Whiplash comeback sees insurance costs increase

Drivers are expected to face a 15 per cent rise in car insurance costs this year due to the recent rise in fraudulent whiplash claims.

Insurance executives believe unscrupulous claims management firms, lawyers and doctors have discovered loopholes in new laws that were designed to end the scandal.

Industry insiders are claiming that criminal outfits had returned to cold-calling susceptible members of the public and convincing them to fake injuries in front of doctors.

New data obtained by The Telegraph suggest 7,500 more whiplash claims than last year are being submitted each month – yet the number of road accidents has remained almost unchanged.

Yesterday, we also reported how one of Britain’s biggest car insurers, Esure, said its profits had fallen by a fifth as a result of the surge in false PI claims.

David Williams, managing director of Axa said, ‘We are seeing bigger and more fraudulent claims as companies find ways round the rules.’ He continued, ‘It’s as bad, if not worse, than before.’

Annual car insurance premiums are now rising for the first time in three years as insurers struggle to cope with the return of whiplash fraudsters, according to the AA.

The ‘10 to 15 per cent’ increase it predicts for the year would add around £80 to the cost of a new annual car insurance policy, which now averages around £550.

Premiums had hit £715 a year before they began to fall steadily when the Government introduced measures to tackle the Britain’s ‘compensation culture’ in 2013. Since then there has been a ban on ‘referral fees’ paid between lawyers, insurers, claims firms for potential clients; medical professionals have been blocked from charging more than £180 for preparing whiplash injury reports; lawyers have had charges capped at £500 for preparing a basic claim; and all claims must now be verified by a randomly-selected medical expert before they are looked at by the insurance company.

Following the reforms the annual cost to insurers of processing personal injury claims and issuing payouts fell by a third.

But the experts now believe disreputable claims firms were merely pausing to work out how to circumvent the restrictions.

Data collected by the Ministry of Justice showed that the total personal injury claims dropped below 60,000 per month, in June 2013 after the new rules were introduced.

However that number currently sits at 73,500 a month on average, an increase of 66,000 last year.

Claims firms and lawyers are believed to be bypassing the ban on referral fees by asking clients to call carefully-selected partner firms, rather than passing names and telephone numbers between themselves. Payment for this indirect referral is then made through an alternative, seemingly legal, route.

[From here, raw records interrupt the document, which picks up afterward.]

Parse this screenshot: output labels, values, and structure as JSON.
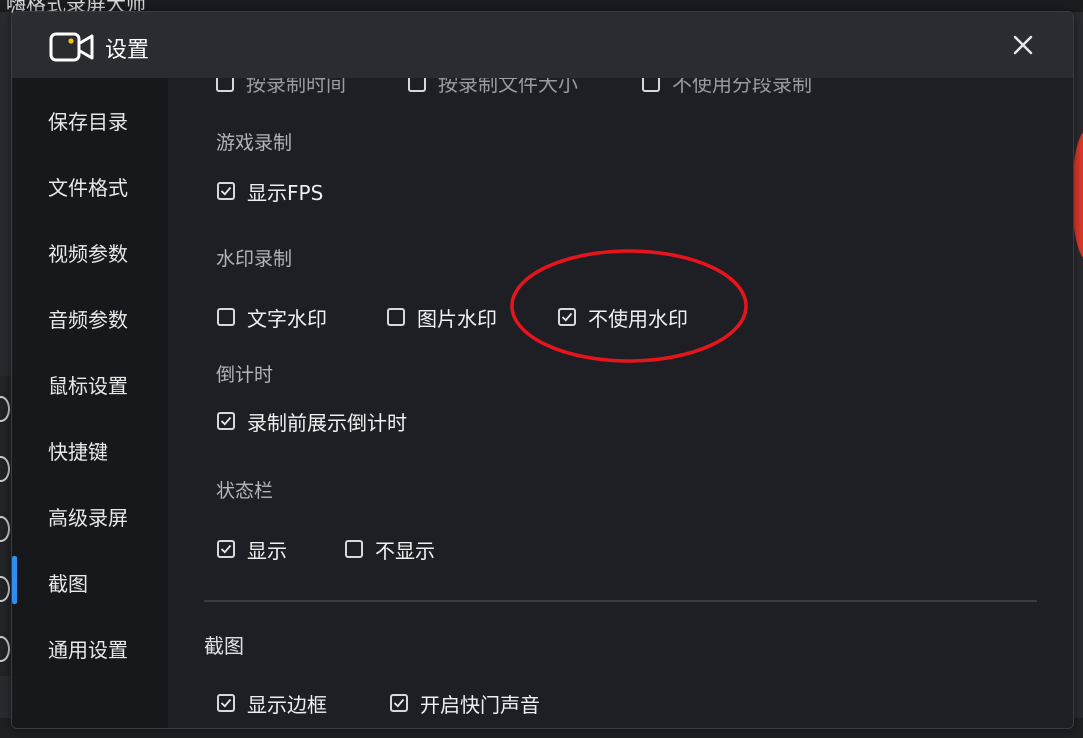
{
  "background": {
    "app_title": "嗨格式录屏大师"
  },
  "dialog": {
    "title": "设置",
    "close_glyph": "✕"
  },
  "sidebar": {
    "items": [
      {
        "label": "保存目录"
      },
      {
        "label": "文件格式"
      },
      {
        "label": "视频参数"
      },
      {
        "label": "音频参数"
      },
      {
        "label": "鼠标设置"
      },
      {
        "label": "快捷键"
      },
      {
        "label": "高级录屏",
        "active": true
      },
      {
        "label": "截图"
      },
      {
        "label": "通用设置"
      }
    ]
  },
  "content": {
    "cut_row": [
      "按录制时间",
      "按录制文件大小",
      "不使用分段录制"
    ],
    "game_recording": {
      "title": "游戏录制",
      "show_fps": {
        "label": "显示FPS",
        "checked": true
      }
    },
    "watermark_recording": {
      "title": "水印录制",
      "options": [
        {
          "label": "文字水印",
          "checked": false
        },
        {
          "label": "图片水印",
          "checked": false
        },
        {
          "label": "不使用水印",
          "checked": true
        }
      ]
    },
    "countdown": {
      "title": "倒计时",
      "show_countdown": {
        "label": "录制前展示倒计时",
        "checked": true
      }
    },
    "status_bar": {
      "title": "状态栏",
      "options": [
        {
          "label": "显示",
          "checked": true
        },
        {
          "label": "不显示",
          "checked": false
        }
      ]
    },
    "screenshot": {
      "title": "截图",
      "options": [
        {
          "label": "显示边框",
          "checked": true
        },
        {
          "label": "开启快门声音",
          "checked": true
        }
      ]
    }
  },
  "colors": {
    "accent": "#2f8cf0",
    "highlight": "#e8141c",
    "dialog_bg": "#1e1f24",
    "sidebar_bg": "#17181c"
  }
}
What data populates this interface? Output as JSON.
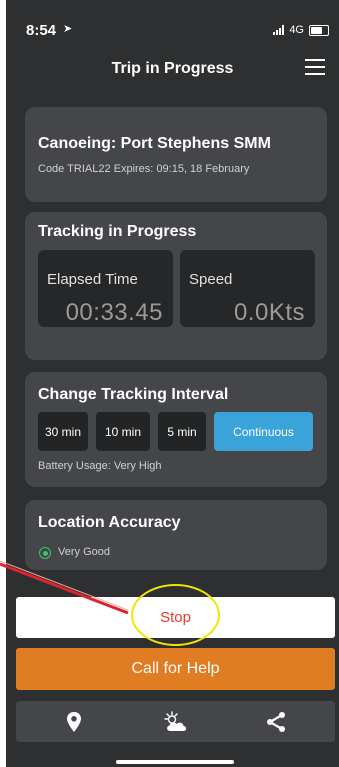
{
  "status_bar": {
    "time": "8:54",
    "network": "4G"
  },
  "nav": {
    "title": "Trip in Progress"
  },
  "trip": {
    "title": "Canoeing: Port Stephens SMM",
    "subtitle": "Code TRIAL22 Expires: 09:15, 18 February"
  },
  "tracking": {
    "title": "Tracking in Progress",
    "elapsed_label": "Elapsed Time",
    "elapsed_value": "00:33.45",
    "speed_label": "Speed",
    "speed_value": "0.0Kts"
  },
  "interval": {
    "title": "Change Tracking Interval",
    "options": [
      "30 min",
      "10 min",
      "5 min",
      "Continuous"
    ],
    "selected": "Continuous",
    "battery_text": "Battery Usage: Very High"
  },
  "accuracy": {
    "title": "Location Accuracy",
    "value": "Very Good"
  },
  "actions": {
    "stop_label": "Stop",
    "help_label": "Call for Help"
  },
  "tabs": [
    {
      "icon": "map-pin-icon"
    },
    {
      "icon": "weather-icon"
    },
    {
      "icon": "share-icon"
    }
  ],
  "colors": {
    "background": "#2e2f31",
    "card": "#44464a",
    "accent_blue": "#3aa3d9",
    "stop_red": "#e43a2f",
    "help_orange": "#e07c22",
    "annotation_yellow": "#f0e600",
    "annotation_arrow": "#d9262c",
    "accuracy_green": "#3ec46d"
  }
}
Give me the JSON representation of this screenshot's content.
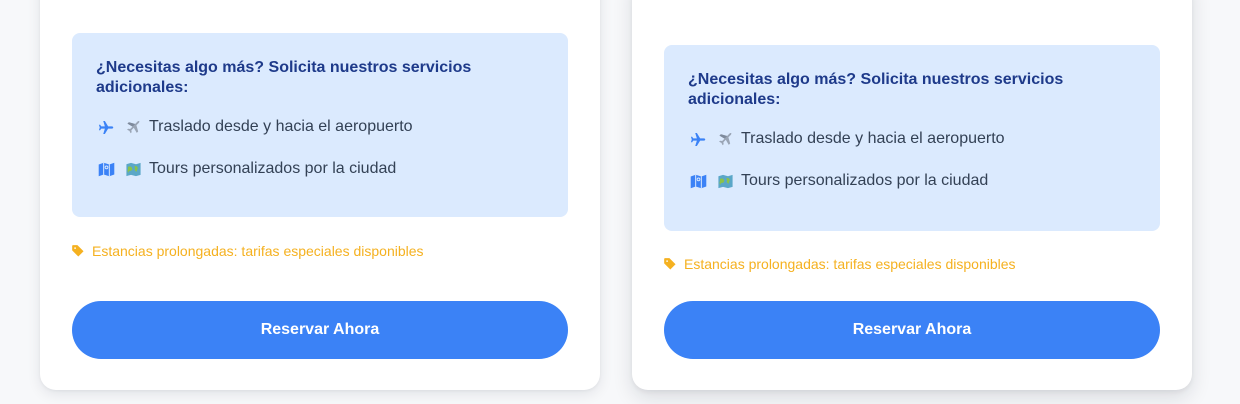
{
  "cards": [
    {
      "services_title": "¿Necesitas algo más? Solicita nuestros servicios adicionales:",
      "services": [
        {
          "icon": "plane-icon",
          "emoji": "✈️",
          "label": "Traslado desde y hacia el aeropuerto"
        },
        {
          "icon": "map-icon",
          "emoji": "🗺️",
          "label": "Tours personalizados por la ciudad"
        }
      ],
      "promo_text": "Estancias prolongadas: tarifas especiales disponibles",
      "reserve_label": "Reservar Ahora"
    },
    {
      "services_title": "¿Necesitas algo más? Solicita nuestros servicios adicionales:",
      "services": [
        {
          "icon": "plane-icon",
          "emoji": "✈️",
          "label": "Traslado desde y hacia el aeropuerto"
        },
        {
          "icon": "map-icon",
          "emoji": "🗺️",
          "label": "Tours personalizados por la ciudad"
        }
      ],
      "promo_text": "Estancias prolongadas: tarifas especiales disponibles",
      "reserve_label": "Reservar Ahora"
    }
  ],
  "colors": {
    "page_background": "#f7f8fa",
    "services_background": "#dbeafe",
    "services_title": "#1e3a8a",
    "icon_blue": "#3b82f6",
    "promo_text": "#f5b120",
    "button": "#3b82f6"
  }
}
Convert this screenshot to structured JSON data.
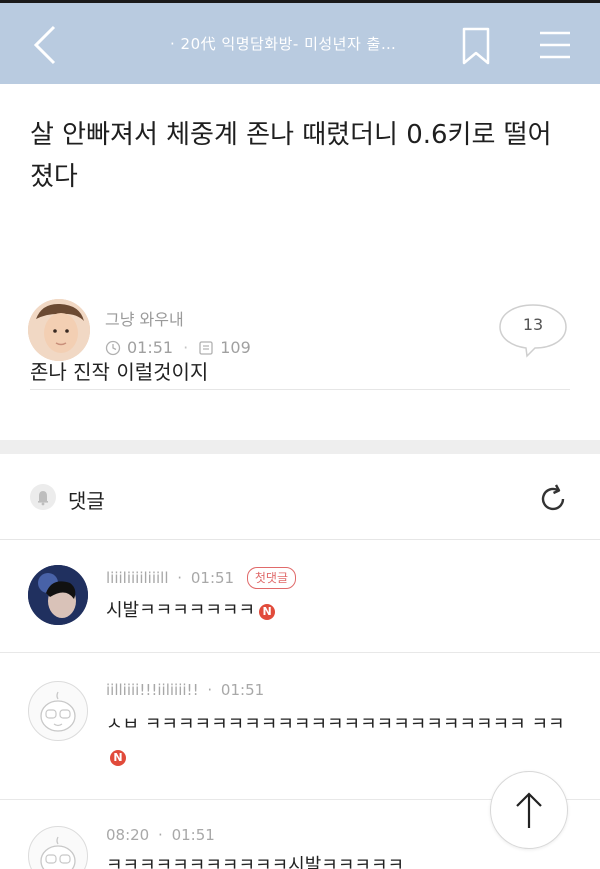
{
  "topbar": {
    "title": "· 20代 익명담화방- 미성년자 출…",
    "icons": {
      "back": "chevron-left-icon",
      "bookmark": "bookmark-icon",
      "menu": "hamburger-menu-icon"
    }
  },
  "post": {
    "title": "살 안빠져서 체중계 존나 때렸더니 0.6키로 떨어졌다",
    "author": "그냥 와우내",
    "time": "01:51",
    "views": "109",
    "comment_count": "13",
    "body": "존나 진작 이럴것이지"
  },
  "comments_section": {
    "label": "댓글",
    "icons": {
      "bell": "bell-icon",
      "refresh": "refresh-icon"
    }
  },
  "comments": [
    {
      "name": "liiiliiiiliiill",
      "time": "01:51",
      "badge": "첫댓글",
      "text": "시발ㅋㅋㅋㅋㅋㅋㅋ",
      "new": "N"
    },
    {
      "name": "iilliiii!!!iiliiii!!",
      "time": "01:51",
      "text": "ㅅㅂ ㅋㅋㅋㅋㅋㅋㅋㅋㅋㅋㅋㅋㅋㅋㅋㅋㅋㅋㅋㅋㅋㅋㅋ ㅋㅋ",
      "new": "N"
    },
    {
      "name": "08:20",
      "time": "01:51",
      "text": "ㅋㅋㅋㅋㅋㅋㅋㅋㅋㅋㅋ시발ㅋㅋㅋㅋㅋ"
    }
  ],
  "colors": {
    "topbar": "#b9cbe0",
    "badge": "#e14b3b",
    "first_badge": "#e06a6a"
  }
}
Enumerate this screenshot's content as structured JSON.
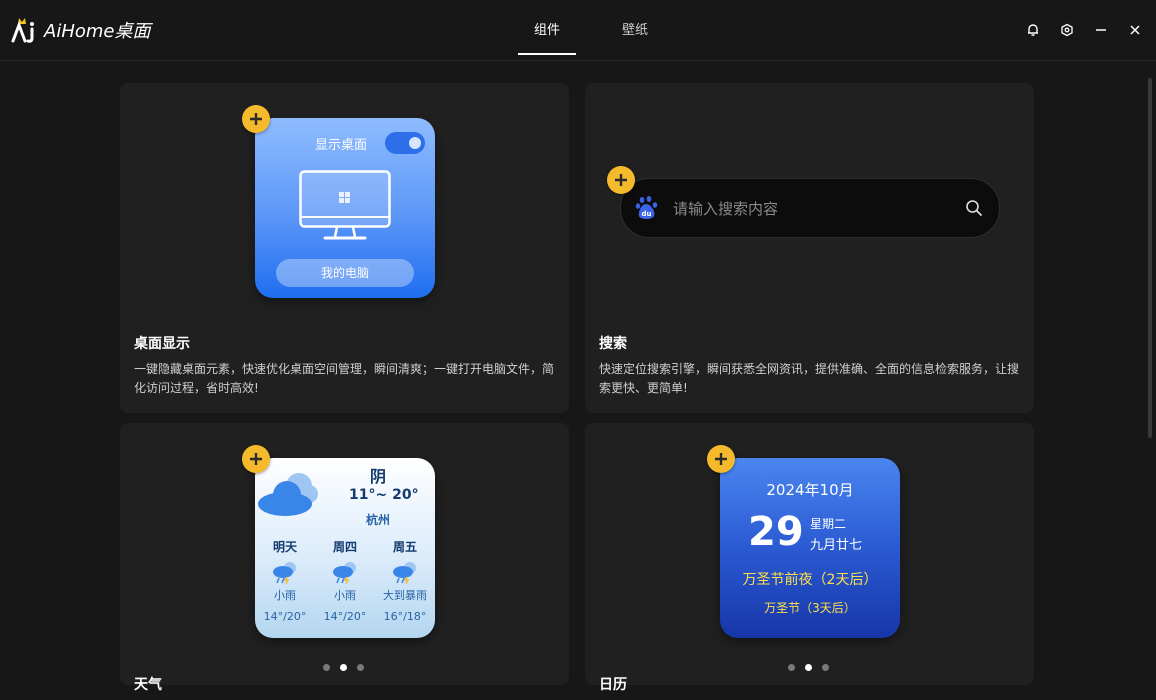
{
  "app": {
    "name": "AiHome桌面"
  },
  "tabs": [
    {
      "label": "组件",
      "active": true
    },
    {
      "label": "壁纸",
      "active": false
    }
  ],
  "window_controls": [
    "bell-icon",
    "settings-icon",
    "minimize-icon",
    "close-icon"
  ],
  "cards": {
    "desktop": {
      "title": "桌面显示",
      "desc": "一键隐藏桌面元素，快速优化桌面空间管理，瞬间清爽；一键打开电脑文件，简化访问过程，省时高效!",
      "widget": {
        "label": "显示桌面",
        "toggle_on": true,
        "button": "我的电脑"
      }
    },
    "search": {
      "title": "搜索",
      "desc": "快速定位搜索引擎，瞬间获悉全网资讯，提供准确、全面的信息检索服务，让搜索更快、更简单!",
      "widget": {
        "placeholder": "请输入搜索内容",
        "engine_icon": "baidu-paw-icon"
      }
    },
    "weather": {
      "title": "天气",
      "widget": {
        "condition": "阴",
        "range": "11°~ 20°",
        "city": "杭州",
        "forecast": [
          {
            "day": "明天",
            "desc": "小雨",
            "temp": "14°/20°"
          },
          {
            "day": "周四",
            "desc": "小雨",
            "temp": "14°/20°"
          },
          {
            "day": "周五",
            "desc": "大到暴雨",
            "temp": "16°/18°"
          }
        ]
      },
      "pager": {
        "count": 3,
        "active": 1
      }
    },
    "calendar": {
      "title": "日历",
      "widget": {
        "year_month": "2024年10月",
        "day": "29",
        "weekday": "星期二",
        "lunar": "九月廿七",
        "event1": "万圣节前夜（2天后）",
        "event2": "万圣节（3天后）"
      },
      "pager": {
        "count": 3,
        "active": 1
      }
    }
  },
  "colors": {
    "accent": "#f5b92c",
    "background": "#171717",
    "card": "#202020"
  }
}
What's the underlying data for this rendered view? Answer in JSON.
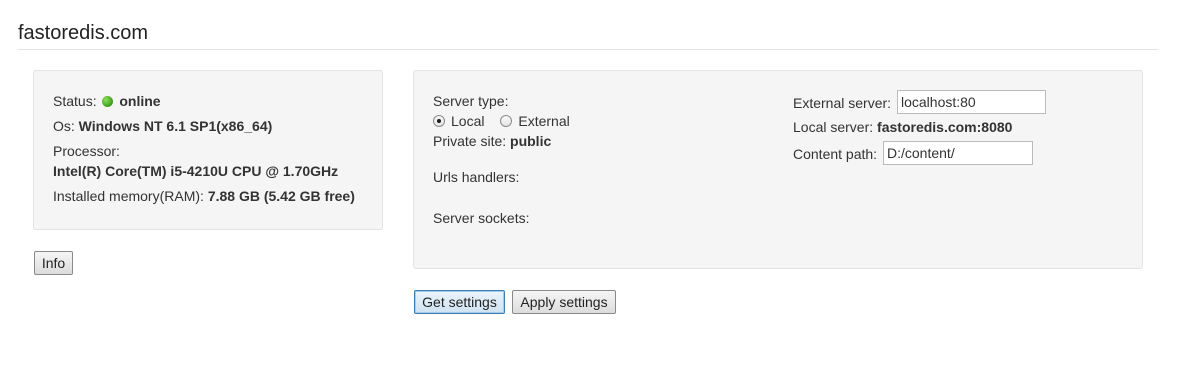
{
  "header": {
    "title": "fastoredis.com"
  },
  "system": {
    "status_label": "Status:",
    "status_value": "online",
    "os_label": "Os:",
    "os_value": "Windows NT 6.1 SP1(x86_64)",
    "processor_label": "Processor:",
    "processor_value": "Intel(R) Core(TM) i5-4210U CPU @ 1.70GHz",
    "memory_label": "Installed memory(RAM):",
    "memory_value": "7.88 GB (5.42 GB free)",
    "info_button": "Info",
    "status_color": "#3a9d1c"
  },
  "server": {
    "type_label": "Server type:",
    "type_options": [
      {
        "label": "Local",
        "checked": true
      },
      {
        "label": "External",
        "checked": false
      }
    ],
    "private_site_label": "Private site:",
    "private_site_value": "public",
    "urls_handlers_label": "Urls handlers:",
    "server_sockets_label": "Server sockets:",
    "external_server_label": "External server:",
    "external_server_value": "localhost:80",
    "local_server_label": "Local server:",
    "local_server_value": "fastoredis.com:8080",
    "content_path_label": "Content path:",
    "content_path_value": "D:/content/"
  },
  "actions": {
    "get_settings": "Get settings",
    "apply_settings": "Apply settings"
  }
}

Some companies are thought to be submitting multiple claims for each whiplash case to increase the chances of their client being allocated a doctor with which the company has a relationship.